Tyrone Madams' son, Tyrone William Madams, 39, pleaded guilty to murder before trial, and was sentenced to life imprisonment with a minimum term of 12 years. Another youth was discharged during the trial.

Outside the court on Friday, a verbal confrontation ensued between Ngaire Madams' family and a number of people who had attended the sentencing, including members of Rippon's family.

It was during that confrontation, Madams said, that threats against her life, and the life of her family, were made.

"We knew the day would be emotional for both families. But we did not expect any confrontations," Madams said.

"We stayed behind after court had finished to give their family time to leave. We had done it that way throughout the trial."

But as Madams and her family left the courthouse, Rippon's group were still outside. Shouting began and Madams ushered her family to the other side of the street and tried to keep everyone moving.

A family member shot a video of the confrontation on a cellphone.

"We did not want to aggravate the situation. I said to my family to cross the road. There was a lot of shouting. I heard them say 'get the f*****s and that they would be coming after us."

On Friday night, Madams got home from work about 11.30pm, pottered for a while, and went to bed shortly after midnight. She had her daughter in the bedroom with her, even though she often sleeps in the lounge.

"About five minutes after I turned out the lights I heard smashing. At first it didn't register where it was coming from. I flew out of bed and ran to the lounge.

"I lifted the curtain and saw a guy, or it could have been a girl I couldn't tell, with a balaclava and a crowbar. There was glass everywhere. I was terrified. I thought we were going to die.

"But I must have given him a fright. He left the crowbar stuck in a window and ran. I saw three of them running down the street. They jumped into a white vehicle - it looked liked an older-style Toyota, and drove off."

A neighbour had also heard the breaking glass and had stepped outside to see what was happening. He shouted at them. Another neighbour rang the police.

Meanwhile Madams' 4-year-old daughter was at the back of the house with another family member and was hysterical. Madams said her daughter suffered from asthma.

"She was still screaming long after they had gone. I tried to calm her. I was worried she might have an asthma attack.

"Normally she would have been asleep on the couch under the windows. With all that glass showering into the lounge..."

Madams says she does not know who attacked her home. She said the police have told her they have no leads but "are doing the best they can".

Madams said the attack was the latest in a series of incidents that have happened to her since Rippon's murder.

"We were burgled right after the murder and then again some time later."

Police caught Black Power members with household items loaded onto a trailer in her driveway, yet have not charged anyone, she said.

"They were told to remove the gear and leave the premises - it's been closed off as part of the murder investigation."

Madams said she has remained silent about the harrassment after being told not to inflame a volatile situation.

"For 15 months I have kept my mouth shut.
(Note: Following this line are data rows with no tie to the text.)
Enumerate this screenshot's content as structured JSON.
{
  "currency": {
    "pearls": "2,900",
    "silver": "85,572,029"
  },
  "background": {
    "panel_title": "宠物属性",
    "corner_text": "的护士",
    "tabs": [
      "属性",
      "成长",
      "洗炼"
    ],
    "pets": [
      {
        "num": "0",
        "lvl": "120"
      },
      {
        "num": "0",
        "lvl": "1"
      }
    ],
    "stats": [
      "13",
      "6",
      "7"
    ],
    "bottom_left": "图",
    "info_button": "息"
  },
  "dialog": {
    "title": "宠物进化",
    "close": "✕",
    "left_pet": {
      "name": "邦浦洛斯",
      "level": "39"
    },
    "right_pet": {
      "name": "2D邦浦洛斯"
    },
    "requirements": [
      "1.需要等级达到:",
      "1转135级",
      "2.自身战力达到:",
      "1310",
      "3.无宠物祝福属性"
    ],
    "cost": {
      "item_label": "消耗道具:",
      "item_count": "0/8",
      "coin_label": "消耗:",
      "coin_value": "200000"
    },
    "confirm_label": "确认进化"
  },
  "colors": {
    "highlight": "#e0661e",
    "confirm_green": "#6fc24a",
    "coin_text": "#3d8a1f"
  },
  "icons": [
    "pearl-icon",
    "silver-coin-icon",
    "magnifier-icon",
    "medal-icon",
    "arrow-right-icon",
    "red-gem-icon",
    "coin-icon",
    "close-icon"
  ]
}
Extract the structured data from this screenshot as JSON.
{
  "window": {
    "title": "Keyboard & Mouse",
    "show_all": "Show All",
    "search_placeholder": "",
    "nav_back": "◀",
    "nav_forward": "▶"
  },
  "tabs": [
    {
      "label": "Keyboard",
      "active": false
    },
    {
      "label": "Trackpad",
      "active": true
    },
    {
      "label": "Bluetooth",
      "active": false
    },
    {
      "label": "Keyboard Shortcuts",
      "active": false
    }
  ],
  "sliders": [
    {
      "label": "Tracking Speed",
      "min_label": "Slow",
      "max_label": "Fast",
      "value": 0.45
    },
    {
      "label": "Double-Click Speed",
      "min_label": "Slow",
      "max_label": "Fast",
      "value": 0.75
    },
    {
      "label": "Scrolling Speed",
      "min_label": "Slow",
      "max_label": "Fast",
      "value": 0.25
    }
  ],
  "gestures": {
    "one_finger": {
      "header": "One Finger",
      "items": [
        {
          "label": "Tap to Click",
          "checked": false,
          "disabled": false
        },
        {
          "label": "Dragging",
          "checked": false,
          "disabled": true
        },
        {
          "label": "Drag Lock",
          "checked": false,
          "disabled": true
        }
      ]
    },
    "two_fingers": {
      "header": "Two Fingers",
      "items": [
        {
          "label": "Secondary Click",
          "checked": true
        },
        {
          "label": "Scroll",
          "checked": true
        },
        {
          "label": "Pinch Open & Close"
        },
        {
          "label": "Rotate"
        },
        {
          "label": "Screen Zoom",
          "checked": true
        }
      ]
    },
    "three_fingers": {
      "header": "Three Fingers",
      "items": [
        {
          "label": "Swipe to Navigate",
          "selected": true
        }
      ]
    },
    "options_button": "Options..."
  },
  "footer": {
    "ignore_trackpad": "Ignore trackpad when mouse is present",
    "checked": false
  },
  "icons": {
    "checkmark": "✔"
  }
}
I have tried to respect his family. But I've had a gutsful.

"Members of my family have warned me that speaking out might cause further problems but it's time for the public to hear what we've been through.

"I want awareness. I've been victimised too far, it's gone on too long."

"We've always turned the other cheek, always walked away. But it's too much. I can't cope."

She said Saturday's attack was terrorism against an innocent mother and a 4-year-old child. "I thought staying silent would make it go away."

"I don't feel that I should leave. It's hard to see the home I grew up in destroyed.

"Hopefully they'll leave us alone."

Police said that on Saturday February 4 at about 12:30am they responded to reports that a house on Matai Street, Whanganui had been damaged.

"It is alleged that three people smashed the windows of the home with a crowbar before fleeing the scene.

Police are making enquiries into the incident and working with the victims of this offending."